Unless you grow you cannot give. And growth needs search. And search fearlessness. And all search is inward — the outer leads one to repetition. (P. 110)

Jaya, Suzanne and Mireille, the three women who cross Siva’s path contribute powerfully and comprehensively to his growth. -emotional, intellectual, his metaphysics and his perception and understanding of others. That growth deepens into one vital direction through his friendship with Michael, taking him into areas beyond the personal, the sensual, the mathematical and towards the true universality of the Absolute. The dialogue with Michael, the Rabbi, revolves around certain major themes invoked by RR’s terms — dual, non-dual, dissolution, zero, truth, God and introduces the most important theme in The Chessmaster.

"Michel, the real dialogue in the the world is not between the East and the West, but between you and me, between the brahmin and the rabbi." Michel closed his eyes... and slowly opening them again, remarked you are probably right." (P226)

This dialogue is an exploration of reasons for The Holocaust (the killing of millions of Jews by the Nazis in 1930 s and 1940s) and an attempt to expiate it.

Raja Rao’s scholarship, range and reach, his knowledge of French and Sanskrit, his compendium knowledge of Indian legends, myth, history, religion from a native living abroad for the past many decades — is inexplicable. One thing I can say with authority that this novel is not for those who are mediocre in their intellectual ability and totally lacking in enthusiasm and idealism about things Indian.
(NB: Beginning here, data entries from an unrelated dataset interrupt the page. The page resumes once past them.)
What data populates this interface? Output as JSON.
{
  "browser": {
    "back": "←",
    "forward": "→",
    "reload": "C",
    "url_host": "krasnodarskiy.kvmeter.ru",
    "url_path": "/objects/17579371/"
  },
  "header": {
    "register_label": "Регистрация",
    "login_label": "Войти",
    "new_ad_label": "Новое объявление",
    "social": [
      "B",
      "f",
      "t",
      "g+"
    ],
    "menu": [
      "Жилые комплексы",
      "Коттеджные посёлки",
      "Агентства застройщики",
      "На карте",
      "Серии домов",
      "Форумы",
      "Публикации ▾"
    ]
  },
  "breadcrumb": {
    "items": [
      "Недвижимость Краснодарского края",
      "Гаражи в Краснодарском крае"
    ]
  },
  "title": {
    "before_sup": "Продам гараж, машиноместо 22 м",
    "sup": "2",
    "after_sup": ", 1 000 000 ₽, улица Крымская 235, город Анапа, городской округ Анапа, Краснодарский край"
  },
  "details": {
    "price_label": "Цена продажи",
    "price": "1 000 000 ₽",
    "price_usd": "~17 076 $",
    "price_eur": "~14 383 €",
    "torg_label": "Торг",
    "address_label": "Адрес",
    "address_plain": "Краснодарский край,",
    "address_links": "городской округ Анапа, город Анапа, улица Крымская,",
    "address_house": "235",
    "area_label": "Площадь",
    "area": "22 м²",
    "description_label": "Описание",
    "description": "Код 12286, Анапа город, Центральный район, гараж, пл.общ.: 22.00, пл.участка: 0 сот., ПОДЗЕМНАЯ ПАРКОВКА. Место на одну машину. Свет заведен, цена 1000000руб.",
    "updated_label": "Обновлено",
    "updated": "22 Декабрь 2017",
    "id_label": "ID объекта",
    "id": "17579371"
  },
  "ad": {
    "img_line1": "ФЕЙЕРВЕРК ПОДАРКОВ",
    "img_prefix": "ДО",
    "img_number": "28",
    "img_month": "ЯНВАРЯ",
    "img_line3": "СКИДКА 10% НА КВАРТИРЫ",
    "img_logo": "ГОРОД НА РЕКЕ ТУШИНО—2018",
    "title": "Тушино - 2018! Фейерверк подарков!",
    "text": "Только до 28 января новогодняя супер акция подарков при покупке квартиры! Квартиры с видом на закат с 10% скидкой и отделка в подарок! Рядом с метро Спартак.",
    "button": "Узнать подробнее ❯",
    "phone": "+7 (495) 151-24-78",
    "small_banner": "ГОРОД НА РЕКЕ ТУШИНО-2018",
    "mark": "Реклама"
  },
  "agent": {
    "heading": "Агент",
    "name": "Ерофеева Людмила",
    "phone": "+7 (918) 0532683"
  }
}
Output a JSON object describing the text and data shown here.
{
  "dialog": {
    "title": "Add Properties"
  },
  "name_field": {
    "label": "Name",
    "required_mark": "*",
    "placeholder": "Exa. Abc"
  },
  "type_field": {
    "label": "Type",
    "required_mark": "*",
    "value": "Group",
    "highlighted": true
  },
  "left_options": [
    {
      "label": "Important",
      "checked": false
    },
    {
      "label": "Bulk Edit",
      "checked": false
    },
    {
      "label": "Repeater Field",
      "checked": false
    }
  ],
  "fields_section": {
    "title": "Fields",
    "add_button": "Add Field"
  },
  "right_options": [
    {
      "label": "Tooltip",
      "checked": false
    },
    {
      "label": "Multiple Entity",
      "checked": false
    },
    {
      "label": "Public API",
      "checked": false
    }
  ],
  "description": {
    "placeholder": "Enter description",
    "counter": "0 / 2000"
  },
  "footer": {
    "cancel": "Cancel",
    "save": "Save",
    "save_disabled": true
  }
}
Every re-reading of the novel reveals a few hidden truths, new beauties, new insights and presents the world to all in a new light. The Chessmaster, presents a vision of Indian civilisation from its radiant origins in mythology to Gandhi-Nehru’s new India of the 60s and thereafter.

It is not for nothing that The Chessmaster have earned paeans of praise from the literati all over the world. All fiction of RR takes you back to the India of yore and keeps you engaged for quite a larger while and you are forced to remember India that was Bharat not very long ago.